If a woman journalist survives all this, there is a chance that over time, a bond will develop between her and the cricketer, who ends up sharing a lot of his fears about the game, his skills, and his career with the producer. She is, in a sense, his confidante too.

It’s a delicate balance to maintain as with any form of reporting: Without the trust, no cricketer will open up to a journalist. But get too close, and it hampers your objectivity. When the tough questions come, some players fail to understand the difference between personal and professional relationships. We’ve seen it all: From being told not to ask certain questions, to players stopping an interview mid-way and re-doing it (after making sure that the offending clip is deleted).

And even then, no matter how hard she works, a woman journalist or producer isn’t done fighting stereotypes. There is always that constant, nagging reiteration that you are, after all, a woman involved in a sport that is largely dominated by men.

The workload remains just the same for us – a woman producer still needs to prep as hard as any male counterpart for the game a day prior. She spends hours shooting team practices and interviews, scripting, overseeing edits, building run orders for the shows, briefing her anchor and male colleagues in the Production Control Room who will be aiding her with graphics and visual inputs. Come match day, she’s on top of things, instructing every member in the PCR on what is next and guiding the anchor through the show flow.

And it’s never really good enough. There is a constant pressure to keep proving yourself. If I had a rupee for every time I’ve been called arrogant just for taking charge or pulling up a male colleague in the PCR over an error, I’d be a rich woman today. My male colleagues, on the other hand, are termed assertive for doing the exact same thing.
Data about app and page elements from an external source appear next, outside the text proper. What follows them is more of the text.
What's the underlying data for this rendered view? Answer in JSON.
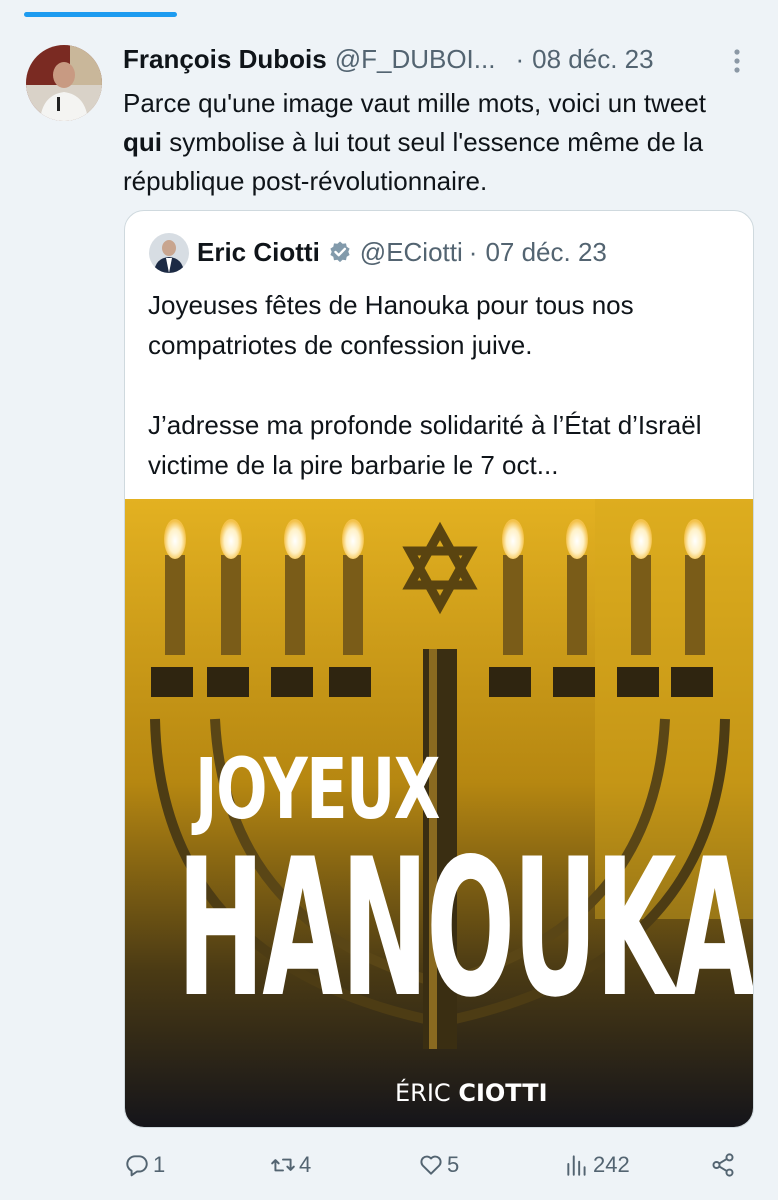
{
  "tweet": {
    "author_name": "François Dubois",
    "author_handle": "@F_DUBOI...",
    "separator": "·",
    "date": "08 déc. 23",
    "text_part1": "Parce qu'une image vaut mille mots, voici un tweet ",
    "text_bold": "qui",
    "text_part2": " symbolise à lui tout seul l'essence même de la république post-révolutionnaire."
  },
  "quoted": {
    "author_name": "Eric Ciotti",
    "author_handle": "@ECiotti",
    "separator": "·",
    "date": "07 déc. 23",
    "paragraph1": "Joyeuses fêtes de Hanouka pour tous nos compatriotes de confession juive.",
    "paragraph2": "J’adresse ma profonde solidarité à l’État d’Israël victime de la pire barbarie le 7 oct...",
    "media": {
      "title_line1": "JOYEUX",
      "title_line2": "HANOUKA",
      "signature_first": "ÉRIC",
      "signature_last": "CIOTTI"
    }
  },
  "actions": {
    "reply_count": "1",
    "retweet_count": "4",
    "like_count": "5",
    "view_count": "242"
  },
  "icons": [
    "more-icon",
    "verified-icon",
    "reply-icon",
    "retweet-icon",
    "like-icon",
    "views-icon",
    "share-icon"
  ],
  "colors": {
    "accent": "#1d9bf0",
    "background": "#eef3f7",
    "secondary_text": "#536471",
    "verified_badge": "#829aab"
  }
}
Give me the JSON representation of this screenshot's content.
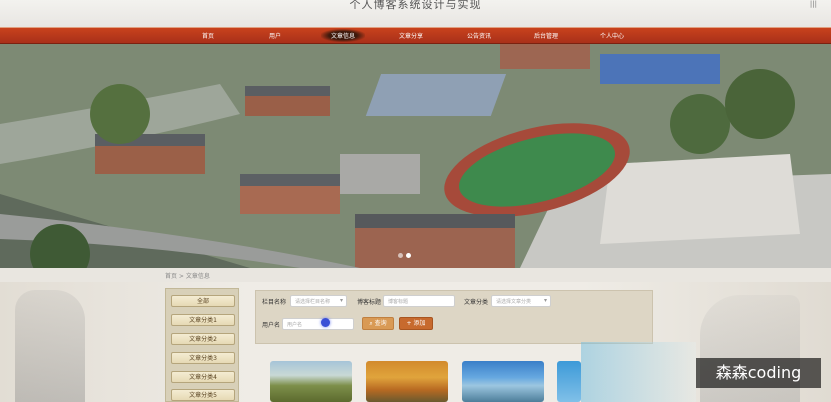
{
  "header": {
    "site_title": "个人博客系统设计与实现",
    "top_links": "|||"
  },
  "nav": {
    "items": [
      "首页",
      "用户",
      "文章信息",
      "文章分享",
      "公告资讯",
      "后台管理",
      "个人中心"
    ],
    "active_index": 2
  },
  "banner": {
    "slide_count": 2,
    "active_slide": 2
  },
  "breadcrumb": "首页 > 文章信息",
  "sidebar": {
    "categories": [
      "全部",
      "文章分类1",
      "文章分类2",
      "文章分类3",
      "文章分类4",
      "文章分类5"
    ]
  },
  "filters": {
    "column_label": "栏目名称",
    "column_placeholder": "请选择栏目名称",
    "title_label": "博客标题",
    "title_placeholder": "博客标题",
    "category_label": "文章分类",
    "category_placeholder": "请选择文章分类",
    "username_label": "用户名",
    "username_placeholder": "用户名",
    "search_label": "查询",
    "add_label": "添加"
  },
  "watermark": "森森coding",
  "colors": {
    "nav_bar": "#b5361a",
    "search_button": "#d99a55",
    "add_button": "#c76a2e",
    "sidebar": "#d8d0b8"
  }
}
I suppose there is no other way for us except to keep doing a lot more to reaffirm our rightful place in this sport. I know it’s the same for those across the boundary lines too. Each of us women fighting a stereotype, working just as hard, to continue being a part of the gentleman’s game.